What you need to do
The answer is all of the entries below, repeated exactly and free of pictures.

Task input
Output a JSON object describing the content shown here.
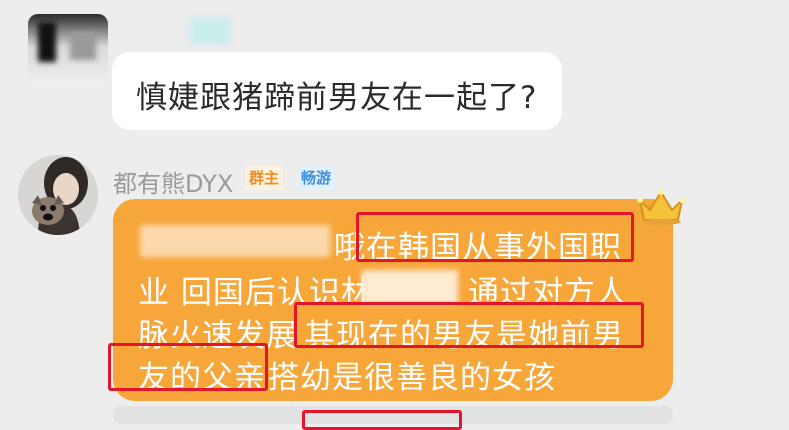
{
  "messages": [
    {
      "avatar_icon": "blurred-avatar-icon",
      "text": "慎婕跟猪蹄前男友在一起了?"
    },
    {
      "avatar_icon": "girl-with-dog-avatar-icon",
      "sender": "都有熊DYX",
      "badges": {
        "owner": "群主",
        "tour": "畅游"
      },
      "lines": [
        {
          "visible_end": "哦",
          "highlight": "在韩国从事外国职"
        },
        {
          "start": "业 回国后认识林",
          "end": "通过对方人"
        },
        {
          "start": "脉火速发展",
          "highlight": "其现在的男友是她前男"
        },
        {
          "highlight": "友的父亲",
          "end": "搭幼是很善良的女孩"
        }
      ],
      "crown_icon": "crown-icon"
    }
  ],
  "colors": {
    "background": "#ededed",
    "bubble_orange": "#f7a63a",
    "highlight_border": "#e3152b"
  }
}
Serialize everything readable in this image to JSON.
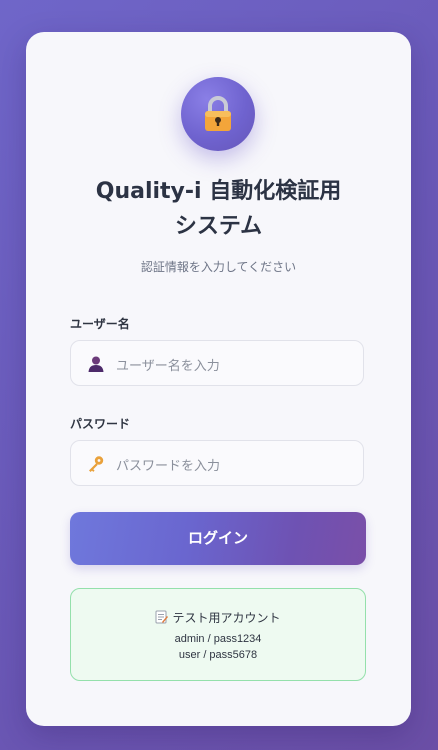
{
  "header": {
    "title_line1": "Quality-i 自動化検証用",
    "title_line2": "システム",
    "subtitle": "認証情報を入力してください"
  },
  "form": {
    "username": {
      "label": "ユーザー名",
      "placeholder": "ユーザー名を入力",
      "value": "",
      "icon": "user-icon"
    },
    "password": {
      "label": "パスワード",
      "placeholder": "パスワードを入力",
      "value": "",
      "icon": "key-icon"
    },
    "login_label": "ログイン"
  },
  "test_accounts": {
    "title": "テスト用アカウント",
    "icon": "memo-icon",
    "accounts": [
      "admin / pass1234",
      "user / pass5678"
    ]
  },
  "colors": {
    "background": "#6a59b8",
    "accent": "#6f63cf",
    "test_box_border": "#94e0ab",
    "test_box_bg": "#eefaf1"
  }
}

Answer for this exercise
Output a JSON object describing the content shown here.
{
  "messages": [
    {
      "avatar_icon": "blurred-avatar-icon",
      "text": "慎婕跟猪蹄前男友在一起了?"
    },
    {
      "avatar_icon": "girl-with-dog-avatar-icon",
      "sender": "都有熊DYX",
      "badges": {
        "owner": "群主",
        "tour": "畅游"
      },
      "lines": [
        {
          "visible_end": "哦",
          "highlight": "在韩国从事外国职"
        },
        {
          "start": "业 回国后认识林",
          "end": "通过对方人"
        },
        {
          "start": "脉火速发展",
          "highlight": "其现在的男友是她前男"
        },
        {
          "highlight": "友的父亲",
          "end": "搭幼是很善良的女孩"
        }
      ],
      "crown_icon": "crown-icon"
    }
  ],
  "colors": {
    "background": "#ededed",
    "bubble_orange": "#f7a63a",
    "highlight_border": "#e3152b"
  }
}
Serialize everything readable in this image to JSON.
{
  "header": {
    "title_line1": "Quality-i 自動化検証用",
    "title_line2": "システム",
    "subtitle": "認証情報を入力してください"
  },
  "form": {
    "username": {
      "label": "ユーザー名",
      "placeholder": "ユーザー名を入力",
      "value": "",
      "icon": "user-icon"
    },
    "password": {
      "label": "パスワード",
      "placeholder": "パスワードを入力",
      "value": "",
      "icon": "key-icon"
    },
    "login_label": "ログイン"
  },
  "test_accounts": {
    "title": "テスト用アカウント",
    "icon": "memo-icon",
    "accounts": [
      "admin / pass1234",
      "user / pass5678"
    ]
  },
  "colors": {
    "background": "#6a59b8",
    "accent": "#6f63cf",
    "test_box_border": "#94e0ab",
    "test_box_bg": "#eefaf1"
  }
}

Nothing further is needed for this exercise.